▼

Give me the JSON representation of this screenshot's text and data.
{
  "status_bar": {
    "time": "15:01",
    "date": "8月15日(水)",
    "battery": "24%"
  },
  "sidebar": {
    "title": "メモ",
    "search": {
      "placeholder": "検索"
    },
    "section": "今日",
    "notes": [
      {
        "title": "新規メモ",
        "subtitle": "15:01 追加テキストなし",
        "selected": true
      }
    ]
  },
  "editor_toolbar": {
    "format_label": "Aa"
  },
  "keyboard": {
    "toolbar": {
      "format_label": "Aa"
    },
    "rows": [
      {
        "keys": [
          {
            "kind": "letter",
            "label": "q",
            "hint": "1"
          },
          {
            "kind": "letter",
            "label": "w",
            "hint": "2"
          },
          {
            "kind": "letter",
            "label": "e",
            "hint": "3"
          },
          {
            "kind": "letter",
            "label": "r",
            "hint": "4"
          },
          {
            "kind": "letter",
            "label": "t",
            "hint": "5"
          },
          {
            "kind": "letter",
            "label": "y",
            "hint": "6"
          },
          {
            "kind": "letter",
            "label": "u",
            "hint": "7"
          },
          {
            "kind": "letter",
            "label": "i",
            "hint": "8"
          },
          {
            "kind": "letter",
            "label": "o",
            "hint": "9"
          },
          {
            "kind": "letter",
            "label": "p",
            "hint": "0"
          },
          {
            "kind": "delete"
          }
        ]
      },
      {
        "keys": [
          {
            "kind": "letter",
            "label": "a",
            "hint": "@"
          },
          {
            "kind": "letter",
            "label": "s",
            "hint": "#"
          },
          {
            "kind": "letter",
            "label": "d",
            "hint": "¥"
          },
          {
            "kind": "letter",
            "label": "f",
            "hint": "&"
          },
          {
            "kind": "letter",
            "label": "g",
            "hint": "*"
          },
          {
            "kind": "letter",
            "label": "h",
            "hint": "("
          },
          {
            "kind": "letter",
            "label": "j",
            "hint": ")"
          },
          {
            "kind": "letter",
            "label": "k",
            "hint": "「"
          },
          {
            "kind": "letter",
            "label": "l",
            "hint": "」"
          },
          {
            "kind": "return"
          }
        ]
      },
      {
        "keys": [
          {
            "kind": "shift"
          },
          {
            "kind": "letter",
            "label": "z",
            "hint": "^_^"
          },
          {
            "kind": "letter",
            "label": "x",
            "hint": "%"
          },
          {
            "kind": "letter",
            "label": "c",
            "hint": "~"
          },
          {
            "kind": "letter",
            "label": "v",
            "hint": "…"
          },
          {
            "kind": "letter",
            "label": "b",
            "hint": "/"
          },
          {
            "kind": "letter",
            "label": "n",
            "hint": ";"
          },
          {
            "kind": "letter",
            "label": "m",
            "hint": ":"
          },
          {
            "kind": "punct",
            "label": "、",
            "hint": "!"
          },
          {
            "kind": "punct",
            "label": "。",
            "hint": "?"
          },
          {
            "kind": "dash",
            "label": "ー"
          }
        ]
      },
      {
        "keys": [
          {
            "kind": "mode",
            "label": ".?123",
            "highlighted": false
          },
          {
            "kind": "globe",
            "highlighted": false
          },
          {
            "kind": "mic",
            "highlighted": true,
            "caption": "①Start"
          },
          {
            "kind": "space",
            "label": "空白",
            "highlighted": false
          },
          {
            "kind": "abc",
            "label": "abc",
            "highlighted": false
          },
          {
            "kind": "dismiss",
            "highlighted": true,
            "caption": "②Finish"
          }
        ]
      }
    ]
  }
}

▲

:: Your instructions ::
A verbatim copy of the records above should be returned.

:: Solution for this exercise ::
Give me the JSON representation of this screenshot's text and data.
{
  "status_bar": {
    "time": "15:01",
    "date": "8月15日(水)",
    "battery": "24%"
  },
  "sidebar": {
    "title": "メモ",
    "search": {
      "placeholder": "検索"
    },
    "section": "今日",
    "notes": [
      {
        "title": "新規メモ",
        "subtitle": "15:01 追加テキストなし",
        "selected": true
      }
    ]
  },
  "editor_toolbar": {
    "format_label": "Aa"
  },
  "keyboard": {
    "toolbar": {
      "format_label": "Aa"
    },
    "rows": [
      {
        "keys": [
          {
            "kind": "letter",
            "label": "q",
            "hint": "1"
          },
          {
            "kind": "letter",
            "label": "w",
            "hint": "2"
          },
          {
            "kind": "letter",
            "label": "e",
            "hint": "3"
          },
          {
            "kind": "letter",
            "label": "r",
            "hint": "4"
          },
          {
            "kind": "letter",
            "label": "t",
            "hint": "5"
          },
          {
            "kind": "letter",
            "label": "y",
            "hint": "6"
          },
          {
            "kind": "letter",
            "label": "u",
            "hint": "7"
          },
          {
            "kind": "letter",
            "label": "i",
            "hint": "8"
          },
          {
            "kind": "letter",
            "label": "o",
            "hint": "9"
          },
          {
            "kind": "letter",
            "label": "p",
            "hint": "0"
          },
          {
            "kind": "delete"
          }
        ]
      },
      {
        "keys": [
          {
            "kind": "letter",
            "label": "a",
            "hint": "@"
          },
          {
            "kind": "letter",
            "label": "s",
            "hint": "#"
          },
          {
            "kind": "letter",
            "label": "d",
            "hint": "¥"
          },
          {
            "kind": "letter",
            "label": "f",
            "hint": "&"
          },
          {
            "kind": "letter",
            "label": "g",
            "hint": "*"
          },
          {
            "kind": "letter",
            "label": "h",
            "hint": "("
          },
          {
            "kind": "letter",
            "label": "j",
            "hint": ")"
          },
          {
            "kind": "letter",
            "label": "k",
            "hint": "「"
          },
          {
            "kind": "letter",
            "label": "l",
            "hint": "」"
          },
          {
            "kind": "return"
          }
        ]
      },
      {
        "keys": [
          {
            "kind": "shift"
          },
          {
            "kind": "letter",
            "label": "z",
            "hint": "^_^"
          },
          {
            "kind": "letter",
            "label": "x",
            "hint": "%"
          },
          {
            "kind": "letter",
            "label": "c",
            "hint": "~"
          },
          {
            "kind": "letter",
            "label": "v",
            "hint": "…"
          },
          {
            "kind": "letter",
            "label": "b",
            "hint": "/"
          },
          {
            "kind": "letter",
            "label": "n",
            "hint": ";"
          },
          {
            "kind": "letter",
            "label": "m",
            "hint": ":"
          },
          {
            "kind": "punct",
            "label": "、",
            "hint": "!"
          },
          {
            "kind": "punct",
            "label": "。",
            "hint": "?"
          },
          {
            "kind": "dash",
            "label": "ー"
          }
        ]
      },
      {
        "keys": [
          {
            "kind": "mode",
            "label": ".?123",
            "highlighted": false
          },
          {
            "kind": "globe",
            "highlighted": false
          },
          {
            "kind": "mic",
            "highlighted": true,
            "caption": "①Start"
          },
          {
            "kind": "space",
            "label": "空白",
            "highlighted": false
          },
          {
            "kind": "abc",
            "label": "abc",
            "highlighted": false
          },
          {
            "kind": "dismiss",
            "highlighted": true,
            "caption": "②Finish"
          }
        ]
      }
    ]
  }
}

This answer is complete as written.